Located between the Central Anatolia Region and the Mediterranean Region, Karaman is a beautiful town which is also characteristic of both regions. The city was used as a military and commercial site in the period of the Hittites. It was later converted into a settlement in the time of Lydia and the Phrygians. Later, it was under Seljuk and Ottoman rule. There is Konya in the north of Karaman, Mersin in the southeast, and Antalya in the southwest.
Climate and Local Cuisine
Karaman, which has been dominated by the continental climate as a whole, has very hot days in the summer and a cold climate in winter, with temperatures falling below zero. The city is especially suitable for traveling in spring and summer months.
The local cuisine consists of very rich different flavors. Due to its proximity to Mediterranean and southern cuisines, you can find wonderful dishes that are meat–based and herb–based. The most famous delicacies are sulu pilav, arabaşı soup, köy dolması, cibe dolması, bulamaç, batırık, guymak, toyga çorbası, and susuz kebab.
Places to Visit
There are caves, structures, ancient cities, and important historic ruins in Karaman, which you can call the land of poets. For this reason, a different touristic event takes place every season of the year. Places to visit in Karaman are listed below.
- Çeşmeli Chapel: It is in the city center of Karaman and was built as an Armenian work during the Byzantine period. Together with various restorations, it is home to artistic activities.
- Karaman Castle: It has been restored in different periods of history and has reached the present day with the last restoration in 1465. The castle, which is estimated to have been built in the 14th century, is now used as a
museum and has very different architecture.
- Ermenek Castle: It is the first castle built in the time of the Karamanoğlu Reign. There are shelters and dungeons in different structures.
- Ermenek Valley: There are several caves within the Ermenek Valley, which has an extremely rich natural atmosphere. Also rich in endemic plant species, the valley is ideal for trekking, mountain climbing, and camping life.

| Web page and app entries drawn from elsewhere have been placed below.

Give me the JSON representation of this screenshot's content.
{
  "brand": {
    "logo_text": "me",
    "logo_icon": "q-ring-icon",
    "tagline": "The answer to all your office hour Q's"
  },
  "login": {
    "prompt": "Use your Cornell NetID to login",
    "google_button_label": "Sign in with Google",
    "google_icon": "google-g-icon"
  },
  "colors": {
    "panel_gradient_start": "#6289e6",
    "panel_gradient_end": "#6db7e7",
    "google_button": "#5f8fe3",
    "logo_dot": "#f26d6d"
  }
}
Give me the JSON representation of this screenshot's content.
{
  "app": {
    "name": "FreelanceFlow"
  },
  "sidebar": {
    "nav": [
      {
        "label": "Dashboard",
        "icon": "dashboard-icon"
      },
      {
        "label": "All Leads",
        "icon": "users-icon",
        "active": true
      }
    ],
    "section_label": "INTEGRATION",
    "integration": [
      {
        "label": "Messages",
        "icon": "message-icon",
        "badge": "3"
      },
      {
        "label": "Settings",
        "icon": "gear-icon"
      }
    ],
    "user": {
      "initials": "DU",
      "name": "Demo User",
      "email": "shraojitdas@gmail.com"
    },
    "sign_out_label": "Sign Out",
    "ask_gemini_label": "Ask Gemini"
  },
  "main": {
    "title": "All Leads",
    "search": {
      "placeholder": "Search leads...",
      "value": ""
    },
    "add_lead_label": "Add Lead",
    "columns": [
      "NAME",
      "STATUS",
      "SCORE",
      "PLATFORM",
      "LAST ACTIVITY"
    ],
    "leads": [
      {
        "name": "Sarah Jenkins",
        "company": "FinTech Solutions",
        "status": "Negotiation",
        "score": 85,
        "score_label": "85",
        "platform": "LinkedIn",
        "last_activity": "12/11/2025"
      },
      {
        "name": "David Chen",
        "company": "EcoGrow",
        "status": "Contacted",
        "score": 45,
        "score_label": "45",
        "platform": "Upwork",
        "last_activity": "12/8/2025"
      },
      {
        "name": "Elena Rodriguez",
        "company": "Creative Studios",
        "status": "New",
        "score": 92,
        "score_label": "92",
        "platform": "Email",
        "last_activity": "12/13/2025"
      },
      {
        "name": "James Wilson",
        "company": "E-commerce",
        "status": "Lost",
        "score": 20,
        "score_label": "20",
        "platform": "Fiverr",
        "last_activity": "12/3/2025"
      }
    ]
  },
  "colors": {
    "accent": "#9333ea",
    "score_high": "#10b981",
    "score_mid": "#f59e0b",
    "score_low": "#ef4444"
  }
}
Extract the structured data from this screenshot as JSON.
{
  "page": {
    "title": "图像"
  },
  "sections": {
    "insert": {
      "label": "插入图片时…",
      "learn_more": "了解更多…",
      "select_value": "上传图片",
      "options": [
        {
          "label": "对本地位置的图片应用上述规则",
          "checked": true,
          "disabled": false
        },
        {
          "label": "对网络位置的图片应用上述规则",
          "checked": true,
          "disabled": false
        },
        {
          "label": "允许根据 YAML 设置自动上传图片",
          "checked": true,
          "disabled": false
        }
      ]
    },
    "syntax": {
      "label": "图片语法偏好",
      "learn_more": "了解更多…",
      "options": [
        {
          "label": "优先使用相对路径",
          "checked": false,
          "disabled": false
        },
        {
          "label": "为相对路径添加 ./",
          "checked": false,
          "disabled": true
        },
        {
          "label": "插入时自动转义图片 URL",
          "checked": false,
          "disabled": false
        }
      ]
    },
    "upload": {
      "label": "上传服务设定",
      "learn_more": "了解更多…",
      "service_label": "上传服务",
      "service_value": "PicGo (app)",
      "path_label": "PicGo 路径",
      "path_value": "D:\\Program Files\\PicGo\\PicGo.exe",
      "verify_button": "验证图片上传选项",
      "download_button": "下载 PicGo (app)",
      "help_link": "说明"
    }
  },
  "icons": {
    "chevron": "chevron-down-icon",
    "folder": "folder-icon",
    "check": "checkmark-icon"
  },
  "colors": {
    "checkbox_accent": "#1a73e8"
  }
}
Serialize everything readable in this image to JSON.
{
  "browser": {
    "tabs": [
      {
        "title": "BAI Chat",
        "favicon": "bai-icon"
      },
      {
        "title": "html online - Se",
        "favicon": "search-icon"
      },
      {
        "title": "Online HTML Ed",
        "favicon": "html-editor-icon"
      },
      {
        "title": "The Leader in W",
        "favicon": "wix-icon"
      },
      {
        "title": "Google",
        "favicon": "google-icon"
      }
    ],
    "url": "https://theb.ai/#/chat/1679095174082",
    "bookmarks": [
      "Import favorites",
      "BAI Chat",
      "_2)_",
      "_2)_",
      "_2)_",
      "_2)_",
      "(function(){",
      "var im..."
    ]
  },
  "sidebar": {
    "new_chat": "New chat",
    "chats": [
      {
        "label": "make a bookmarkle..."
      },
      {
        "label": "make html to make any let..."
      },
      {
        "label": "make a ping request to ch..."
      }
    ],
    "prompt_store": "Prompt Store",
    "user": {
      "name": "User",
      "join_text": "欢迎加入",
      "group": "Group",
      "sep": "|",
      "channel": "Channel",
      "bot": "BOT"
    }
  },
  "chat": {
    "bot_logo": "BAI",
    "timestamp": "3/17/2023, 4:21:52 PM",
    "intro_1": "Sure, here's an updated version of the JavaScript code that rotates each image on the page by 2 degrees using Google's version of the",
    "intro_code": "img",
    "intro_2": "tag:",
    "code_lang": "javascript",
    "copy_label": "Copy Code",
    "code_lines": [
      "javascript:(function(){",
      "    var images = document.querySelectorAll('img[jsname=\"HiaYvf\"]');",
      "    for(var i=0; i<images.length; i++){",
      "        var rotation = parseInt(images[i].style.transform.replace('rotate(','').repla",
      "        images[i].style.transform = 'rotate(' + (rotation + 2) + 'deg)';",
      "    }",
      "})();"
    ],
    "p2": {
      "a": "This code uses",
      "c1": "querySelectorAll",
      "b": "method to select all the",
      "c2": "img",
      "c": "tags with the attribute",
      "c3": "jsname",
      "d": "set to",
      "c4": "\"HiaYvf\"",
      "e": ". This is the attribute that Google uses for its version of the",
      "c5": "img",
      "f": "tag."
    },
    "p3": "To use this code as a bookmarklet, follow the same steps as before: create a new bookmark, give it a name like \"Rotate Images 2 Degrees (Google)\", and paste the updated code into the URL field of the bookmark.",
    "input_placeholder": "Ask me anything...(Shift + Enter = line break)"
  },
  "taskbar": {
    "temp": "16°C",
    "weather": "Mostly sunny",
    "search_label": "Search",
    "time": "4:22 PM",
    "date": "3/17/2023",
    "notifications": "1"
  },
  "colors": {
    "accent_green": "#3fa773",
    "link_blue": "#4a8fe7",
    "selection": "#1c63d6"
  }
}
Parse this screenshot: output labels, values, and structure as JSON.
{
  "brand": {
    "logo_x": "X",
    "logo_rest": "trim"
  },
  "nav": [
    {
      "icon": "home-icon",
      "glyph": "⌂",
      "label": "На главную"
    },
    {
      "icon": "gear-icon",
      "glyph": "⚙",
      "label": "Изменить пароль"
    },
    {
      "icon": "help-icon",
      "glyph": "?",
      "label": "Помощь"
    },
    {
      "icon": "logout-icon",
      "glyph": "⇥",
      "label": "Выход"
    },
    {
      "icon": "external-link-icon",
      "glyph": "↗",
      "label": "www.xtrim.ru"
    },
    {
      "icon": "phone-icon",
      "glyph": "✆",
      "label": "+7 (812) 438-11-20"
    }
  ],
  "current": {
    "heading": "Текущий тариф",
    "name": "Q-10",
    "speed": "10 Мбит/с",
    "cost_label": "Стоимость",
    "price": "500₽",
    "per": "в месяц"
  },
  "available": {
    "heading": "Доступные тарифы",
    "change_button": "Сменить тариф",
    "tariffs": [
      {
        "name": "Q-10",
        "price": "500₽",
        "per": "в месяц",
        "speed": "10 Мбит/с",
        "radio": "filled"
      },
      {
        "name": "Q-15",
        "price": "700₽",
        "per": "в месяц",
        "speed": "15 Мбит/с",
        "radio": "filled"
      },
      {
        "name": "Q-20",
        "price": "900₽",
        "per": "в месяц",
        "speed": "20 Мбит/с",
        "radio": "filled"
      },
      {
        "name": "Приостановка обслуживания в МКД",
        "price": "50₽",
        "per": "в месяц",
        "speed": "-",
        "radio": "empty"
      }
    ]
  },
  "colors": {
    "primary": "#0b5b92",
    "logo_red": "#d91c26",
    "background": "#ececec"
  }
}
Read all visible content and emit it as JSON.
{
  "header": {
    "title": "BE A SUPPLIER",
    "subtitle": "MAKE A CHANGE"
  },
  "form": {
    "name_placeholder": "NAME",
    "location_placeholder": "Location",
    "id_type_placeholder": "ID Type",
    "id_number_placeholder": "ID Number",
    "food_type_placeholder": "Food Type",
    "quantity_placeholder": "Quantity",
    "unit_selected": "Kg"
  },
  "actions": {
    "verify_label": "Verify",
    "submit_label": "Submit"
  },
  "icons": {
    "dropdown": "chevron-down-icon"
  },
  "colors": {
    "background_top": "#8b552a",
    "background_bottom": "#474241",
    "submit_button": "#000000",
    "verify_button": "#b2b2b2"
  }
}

- İncesu Cave: Located near the city center, the İncesu Cave has a structure dating back to ancient times. The length of the cave, which is formed by the accumulation of dripstone, is 1356 meters.
- Meraspolis Cave: Located in Ermenek district, the cave is famous for its stalactites and stalagmites. The groundwater in the cave, with two different entrances, met the needs of the city during the ancient period.
- Zeyve Bazaar: The bazaar, which has a history of five centuries, is located in the Ermenek district. When used as a promenade in summer, it carries an authentic air with water mills and natural ovens.
- Binbir Church: Located 50 kilometers from the city center, the church is in an interesting neighborhood where many different churches come together.
- Aktekke Mosque: It is a single-domed mosque built with cut stones and carrying the architectural features of the Karamanoğlu period.
- Dereköy Fisandon Church: The church, which was built in the 9th century, was converted into a mosque for a period and is open to visitors today.
- Hürrem Dayı House: Hürrem Dayı House, which was built three centuries ago, reflects the civil architectural features of the Ottoman period. It is a wonderful structure with woodwork, a courtyard, and mansion designs.
- Tartan House: The Tartan House, which was a work of Ottoman architecture in the 19th century, was built in 1810. The interior decorations and wood structure are highly impressive.
The traditional Sarıveliler Karacaoğlan and Yayla Festival, held in July, has become a popular event in recent years. The Başak Festival in June and the Sidamara Sarcophagus Promotion Days event really open the city to tourism. Flower harvest activities abound in the Sarıveliler district in June, and the Kardelen Festival is a natural festival where many different flowers are exhibited. The Başyayla Cherry Festival, which takes place in the Başyayla district in June, is the scene of intense participation.
How to Get There
If you want to go to Karaman by road, you can choose the Konya, Antalya, and Adana routes. The city is located at a distance of 363 kilometers from Ankara. You might prefer the Kurtalan Express for access to the city by rail. Transportation can be provided by train from Izmir, Istanbul, and Adana.